If you haven’t discovered Yin Yoga yet, then find out what it means and why it’s the perfect antidote for modern stressful lives.
Tracing The Roots of Yin
These two words – ‘yin’ and ‘yoga’ – were probably first put together in the mid 1990s. Before then this was called ‘Daoist yoga’ or just simply ‘yoga’. The way of practicing where postures are held for at least several minutes has definitely been a thread in the confused tapestry that we call ‘yoga’.
The term ‘yin’ is found in the oldest medical book in the world, The Yellow Emperor’s Classic of Internal Medicine which dates to 2nd century BCE. Before then, it was used in the I Ching (possibly another 500 years earlier). And in between those two texts, there was Dao de Jing, which is the basis of Daoism.
The terms ‘yin’ and ‘yang’ have a history of about 3,000 years are some of the oldest concepts in this world that are still being used. Those texts and these terms are very much about exploring change and how to live a good life.
Yin And Yang For Balance

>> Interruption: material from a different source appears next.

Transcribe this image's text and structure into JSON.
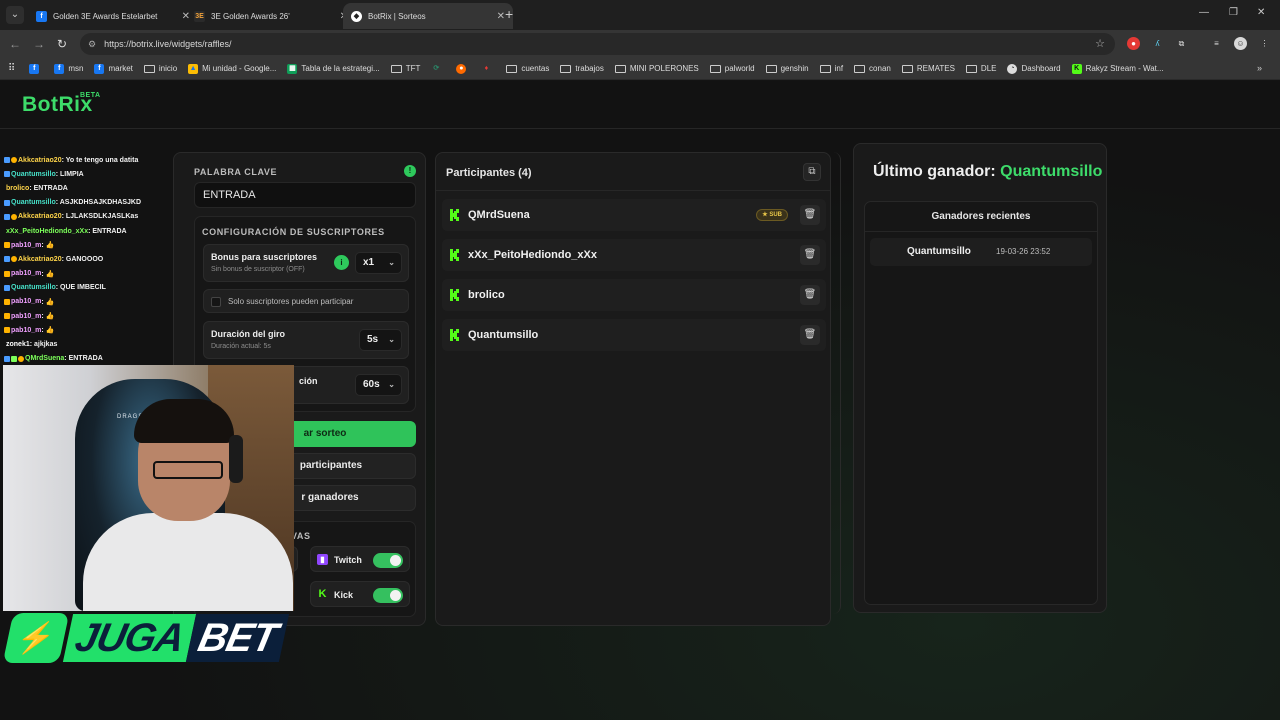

Yin and yang are in continual relationship with each other and are ways of describing all that is. They are neither absolute qualities nor labels that have fixed definitions. They are constantly contextual and illustrate that nothing is isolated and everything is connected.
Each contains elements of the other. This is more about relationships of balancing, more about recognising the cycles of life rather than compartmentalising and rigidity of separation.
Yin can be translated as ‘the shady place’ and yang as ‘the sunny place’. Yin is cooler, slower, inner; yang is warmer, quicker, outer.
There are many possible permutations of these terms: feminine and masculine, soft and hard, moon and sun, intuitive and reasoning, acceptance and ambition, earth and sky, water and fire, midnight and midday.
What is important is balance. With balance, there can be health and harmony; with imbalance, there is disease and disharmony.
An Antidote For Modern Life
Far too often there is a lack of balance which has profound consequences both for individual self and social structures. The emphasis is on achieving and striving, busy diaries and hurried moments, the rushing bodies and tiring brains that are fuelled by diets of ready meals and caffeine. This chasing after success results in our interior lives being diminished, our inner experiences lost in this race to be someone.
The Yin yoga practices with their calming and cooling, with their slowing and surrendering; maybe they can help us in resolving some of our lack of balance.
This is definitely not a ‘magic wand’, practicing will not necessarily ‘solve’ situations. But it could help us to be more grounded, more able to allow and to accept what is happening.
As we ground, as we breath, as we release, as we stay, as we study – perhaps there could be a lessening of frustrations and materialism and fanaticism; perhaps there could be a realising that the primary purpose of practice is to be present; perhaps there could be a growing of gratitudes, a diminishing of defensiveness, a growing receptivity. Instead of tight and tense shoulders, there can be soft and relaxing faces.
This post was written by Movement For Modern Life teacher, Norman Blair. Norman has been practicing yoga since the early 1990s and started teaching in 2001. He has years of experience of teaching yin yoga in the UK and weaves this wonderful practice with his own background of ashtanga and meditation to be create a potent mix. Find out more at www.yogawithnorman.co.uk